● **WHAT THE TASK ASKS**
What is needed is an exact copy of all the data.

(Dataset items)
####

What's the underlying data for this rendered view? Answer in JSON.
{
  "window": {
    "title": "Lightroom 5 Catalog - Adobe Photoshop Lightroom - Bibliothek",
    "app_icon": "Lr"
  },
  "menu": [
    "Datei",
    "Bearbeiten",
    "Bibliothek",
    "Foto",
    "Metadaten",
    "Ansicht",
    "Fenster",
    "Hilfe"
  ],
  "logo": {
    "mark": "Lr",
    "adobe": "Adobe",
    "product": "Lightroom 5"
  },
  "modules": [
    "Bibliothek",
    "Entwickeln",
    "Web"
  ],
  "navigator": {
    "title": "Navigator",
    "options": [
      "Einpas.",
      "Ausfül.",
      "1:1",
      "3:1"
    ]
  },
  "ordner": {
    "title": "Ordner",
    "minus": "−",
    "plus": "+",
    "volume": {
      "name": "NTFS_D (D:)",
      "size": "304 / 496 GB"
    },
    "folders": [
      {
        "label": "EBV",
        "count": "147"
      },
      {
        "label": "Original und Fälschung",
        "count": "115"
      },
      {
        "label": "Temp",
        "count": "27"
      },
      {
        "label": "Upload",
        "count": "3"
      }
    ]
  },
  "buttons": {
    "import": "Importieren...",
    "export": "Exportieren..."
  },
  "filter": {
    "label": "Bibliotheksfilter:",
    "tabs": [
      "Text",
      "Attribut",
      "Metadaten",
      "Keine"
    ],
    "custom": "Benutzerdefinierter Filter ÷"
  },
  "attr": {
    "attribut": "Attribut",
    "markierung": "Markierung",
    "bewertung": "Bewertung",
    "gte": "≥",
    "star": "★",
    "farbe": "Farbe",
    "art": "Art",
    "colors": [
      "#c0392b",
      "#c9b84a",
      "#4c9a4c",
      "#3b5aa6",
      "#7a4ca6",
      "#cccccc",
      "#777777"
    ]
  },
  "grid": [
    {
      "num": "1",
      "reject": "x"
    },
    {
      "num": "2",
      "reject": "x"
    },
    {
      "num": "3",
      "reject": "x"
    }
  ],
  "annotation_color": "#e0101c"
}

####

● **TASK RESULT**
What's the underlying data for this rendered view? Answer in JSON.
{
  "window": {
    "title": "Lightroom 5 Catalog - Adobe Photoshop Lightroom - Bibliothek",
    "app_icon": "Lr"
  },
  "menu": [
    "Datei",
    "Bearbeiten",
    "Bibliothek",
    "Foto",
    "Metadaten",
    "Ansicht",
    "Fenster",
    "Hilfe"
  ],
  "logo": {
    "mark": "Lr",
    "adobe": "Adobe",
    "product": "Lightroom 5"
  },
  "modules": [
    "Bibliothek",
    "Entwickeln",
    "Web"
  ],
  "navigator": {
    "title": "Navigator",
    "options": [
      "Einpas.",
      "Ausfül.",
      "1:1",
      "3:1"
    ]
  },
  "ordner": {
    "title": "Ordner",
    "minus": "−",
    "plus": "+",
    "volume": {
      "name": "NTFS_D (D:)",
      "size": "304 / 496 GB"
    },
    "folders": [
      {
        "label": "EBV",
        "count": "147"
      },
      {
        "label": "Original und Fälschung",
        "count": "115"
      },
      {
        "label": "Temp",
        "count": "27"
      },
      {
        "label": "Upload",
        "count": "3"
      }
    ]
  },
  "buttons": {
    "import": "Importieren...",
    "export": "Exportieren..."
  },
  "filter": {
    "label": "Bibliotheksfilter:",
    "tabs": [
      "Text",
      "Attribut",
      "Metadaten",
      "Keine"
    ],
    "custom": "Benutzerdefinierter Filter ÷"
  },
  "attr": {
    "attribut": "Attribut",
    "markierung": "Markierung",
    "bewertung": "Bewertung",
    "gte": "≥",
    "star": "★",
    "farbe": "Farbe",
    "art": "Art",
    "colors": [
      "#c0392b",
      "#c9b84a",
      "#4c9a4c",
      "#3b5aa6",
      "#7a4ca6",
      "#cccccc",
      "#777777"
    ]
  },
  "grid": [
    {
      "num": "1",
      "reject": "x"
    },
    {
      "num": "2",
      "reject": "x"
    },
    {
      "num": "3",
      "reject": "x"
    }
  ],
  "annotation_color": "#e0101c"
}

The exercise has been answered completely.